Consulting & Freelance Portfolio

Small Ecommerce Website


McStuffies, PhD is a crafter who sells their handmade items at craft fairs and online. Their main offerings are crochet stuffed animals and dolls, but more recently they’ve branched out into buttons, stickers, and other custom designed items.

The client had been using Square for both payments and an online storefront, but was dissatisfied with aspects of the inventory management and tagging offered by that platform. They purchased a domain and hosting for a WordPress/WooCommerce site and hired me to help them migrate to the new site.

There was no budget for themes, and while I’d worked with WordPress before, this was my first experience with WooCommerce.

Before: Screenshot of Shop page


There were several tasks to complete itself:

  1. Import data from Square and troubleshoot ongoing sync issues. This was the client’s responsibility, but I offered support as needed.
  2. Adjust category/tag taxonomy to better suit client’s needs and make the site more navigable. Because the client maintains these, I did not make significant changes to the labels themselves, but created a hierarchy and made suggestions. Some categories became obsolete thanks to WooCommerce’s default features, including “Sale.”
  3. Identify and test suitable WooCommerce themes and layouts. Options were limited, but we landed on Boutique, a child theme of Storefront, due to overall layout preferences and customization options.
  4. Create custom color scheme, CSS, and assets as needed. Client had an existing logo that I was able to incorporate into a default placeholder product image and site favicon. The logo also served as the basis for the overall color scheme, its dark teal and coral red finding balance with a deep purple, earthy yellow, and pale mint.
  5. Build a new homepage to feature categories and products according to the client’s needs. For the sake of simplicity, we launched with top categories featured, but as they grow into the site, they might take advantage of functionalities like “featured products.”
  6. Migrate static informational pages and develop new features, including a basic contact form to replace a simple email link and a new events schedule. I created a simple blog post template for the client to enter craft show information and added a plugin to make copying posts easier.
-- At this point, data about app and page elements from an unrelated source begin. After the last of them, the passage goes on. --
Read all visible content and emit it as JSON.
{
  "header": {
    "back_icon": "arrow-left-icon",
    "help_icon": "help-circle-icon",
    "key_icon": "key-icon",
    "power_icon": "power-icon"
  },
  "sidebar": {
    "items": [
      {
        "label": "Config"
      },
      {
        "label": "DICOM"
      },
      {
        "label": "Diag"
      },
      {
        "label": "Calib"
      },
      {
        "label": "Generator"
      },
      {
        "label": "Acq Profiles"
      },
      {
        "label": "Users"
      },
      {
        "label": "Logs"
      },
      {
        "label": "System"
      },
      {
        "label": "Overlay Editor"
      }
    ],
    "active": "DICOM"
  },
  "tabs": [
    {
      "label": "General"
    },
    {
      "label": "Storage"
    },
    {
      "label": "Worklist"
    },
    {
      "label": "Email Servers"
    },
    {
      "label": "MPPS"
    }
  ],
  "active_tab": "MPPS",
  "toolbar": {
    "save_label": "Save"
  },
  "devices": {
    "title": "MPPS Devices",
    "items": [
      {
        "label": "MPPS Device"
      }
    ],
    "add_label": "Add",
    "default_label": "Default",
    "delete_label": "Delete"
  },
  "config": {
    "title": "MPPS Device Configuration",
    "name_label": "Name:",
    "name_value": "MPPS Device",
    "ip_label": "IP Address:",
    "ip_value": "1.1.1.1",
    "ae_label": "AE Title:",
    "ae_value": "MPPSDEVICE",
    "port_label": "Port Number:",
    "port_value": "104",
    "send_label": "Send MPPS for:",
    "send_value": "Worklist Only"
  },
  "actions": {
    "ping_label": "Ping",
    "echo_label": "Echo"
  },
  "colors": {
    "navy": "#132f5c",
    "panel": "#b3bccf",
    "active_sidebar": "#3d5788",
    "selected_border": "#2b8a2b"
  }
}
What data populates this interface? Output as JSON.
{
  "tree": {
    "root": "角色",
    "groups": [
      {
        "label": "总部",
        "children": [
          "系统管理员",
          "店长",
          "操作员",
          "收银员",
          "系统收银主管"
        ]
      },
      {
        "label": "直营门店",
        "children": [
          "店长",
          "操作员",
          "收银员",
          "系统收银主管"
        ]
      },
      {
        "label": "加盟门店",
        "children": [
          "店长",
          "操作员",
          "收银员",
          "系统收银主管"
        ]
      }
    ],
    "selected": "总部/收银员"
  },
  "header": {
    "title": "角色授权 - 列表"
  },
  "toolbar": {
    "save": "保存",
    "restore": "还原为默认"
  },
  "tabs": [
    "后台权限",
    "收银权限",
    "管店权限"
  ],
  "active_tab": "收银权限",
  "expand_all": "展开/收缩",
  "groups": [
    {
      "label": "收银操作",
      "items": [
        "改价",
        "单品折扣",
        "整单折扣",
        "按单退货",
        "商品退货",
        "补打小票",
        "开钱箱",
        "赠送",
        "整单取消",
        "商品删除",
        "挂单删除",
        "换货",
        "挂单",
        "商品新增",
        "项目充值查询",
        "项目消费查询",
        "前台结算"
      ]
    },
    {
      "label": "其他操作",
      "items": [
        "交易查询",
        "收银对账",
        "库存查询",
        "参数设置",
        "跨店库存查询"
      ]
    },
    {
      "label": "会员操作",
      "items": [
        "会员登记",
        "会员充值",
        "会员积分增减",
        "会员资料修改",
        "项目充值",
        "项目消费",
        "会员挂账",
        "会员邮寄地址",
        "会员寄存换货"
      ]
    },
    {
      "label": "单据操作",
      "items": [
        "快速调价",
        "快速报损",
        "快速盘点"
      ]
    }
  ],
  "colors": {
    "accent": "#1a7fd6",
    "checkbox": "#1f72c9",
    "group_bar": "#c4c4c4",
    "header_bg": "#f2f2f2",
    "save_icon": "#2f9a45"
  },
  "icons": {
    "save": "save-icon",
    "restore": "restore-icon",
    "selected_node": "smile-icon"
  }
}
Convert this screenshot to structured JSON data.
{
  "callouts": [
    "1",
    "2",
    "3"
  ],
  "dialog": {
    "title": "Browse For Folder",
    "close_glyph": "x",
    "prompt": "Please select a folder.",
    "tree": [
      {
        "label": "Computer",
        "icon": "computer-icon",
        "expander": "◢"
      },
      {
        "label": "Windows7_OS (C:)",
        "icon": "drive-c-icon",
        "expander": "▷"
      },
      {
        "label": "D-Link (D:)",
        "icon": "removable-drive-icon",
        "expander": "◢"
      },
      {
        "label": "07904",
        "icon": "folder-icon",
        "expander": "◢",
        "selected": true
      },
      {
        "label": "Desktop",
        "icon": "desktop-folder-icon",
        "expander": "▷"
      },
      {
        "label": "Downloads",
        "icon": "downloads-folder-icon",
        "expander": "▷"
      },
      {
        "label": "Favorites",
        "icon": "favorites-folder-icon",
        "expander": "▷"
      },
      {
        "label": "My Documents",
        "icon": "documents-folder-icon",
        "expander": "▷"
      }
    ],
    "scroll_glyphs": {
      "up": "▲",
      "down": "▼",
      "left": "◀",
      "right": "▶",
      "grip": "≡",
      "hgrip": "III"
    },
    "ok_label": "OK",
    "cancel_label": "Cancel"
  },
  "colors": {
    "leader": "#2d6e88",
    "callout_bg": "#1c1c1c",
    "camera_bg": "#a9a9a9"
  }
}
The calendar was embedded into the new homepage using a plugin.
  7. Take feedback from the client and testers to make adjustments to the layout, especially on mobile.
After: Screenshot of Shop page built with WooCommerce


I wanted to leave the client with a website they felt confident with, and in that, we succeeded. The new offers a cleaner layout with a pleasing color scheme that’s easy to browse on any device and easier to maintain for the client. It’s designed with a certain amount of whimsy, as appropriate for the nature of the products available, without being content-heavy, slow, or overwhelming.

The homepage includes two important features to drive sales and engagement: a display of “latest” products in popular low-price categories (stickers and buttons) and a list of upcoming craft fairs and events where visitors will find McStuffies, PhD in person. The calendar in particular gives the client and customers alike a central place to locate this information (which might otherwise be found in scattered social media posts) and promotes events within their regional community.

Having never previously set up an ecommerce site, the whole project was a great learning experience, especially in terms of problem-solving when it came to technical and display issues. We weren’t building something from scratch or reinventing the wheel, just trying to make the client’s life easier and better present their work within constraints. It’s also given me a few things to better incorporate in future projects at an earlier stage, such as improving content for accessibility and a stronger focus on the mobile experience.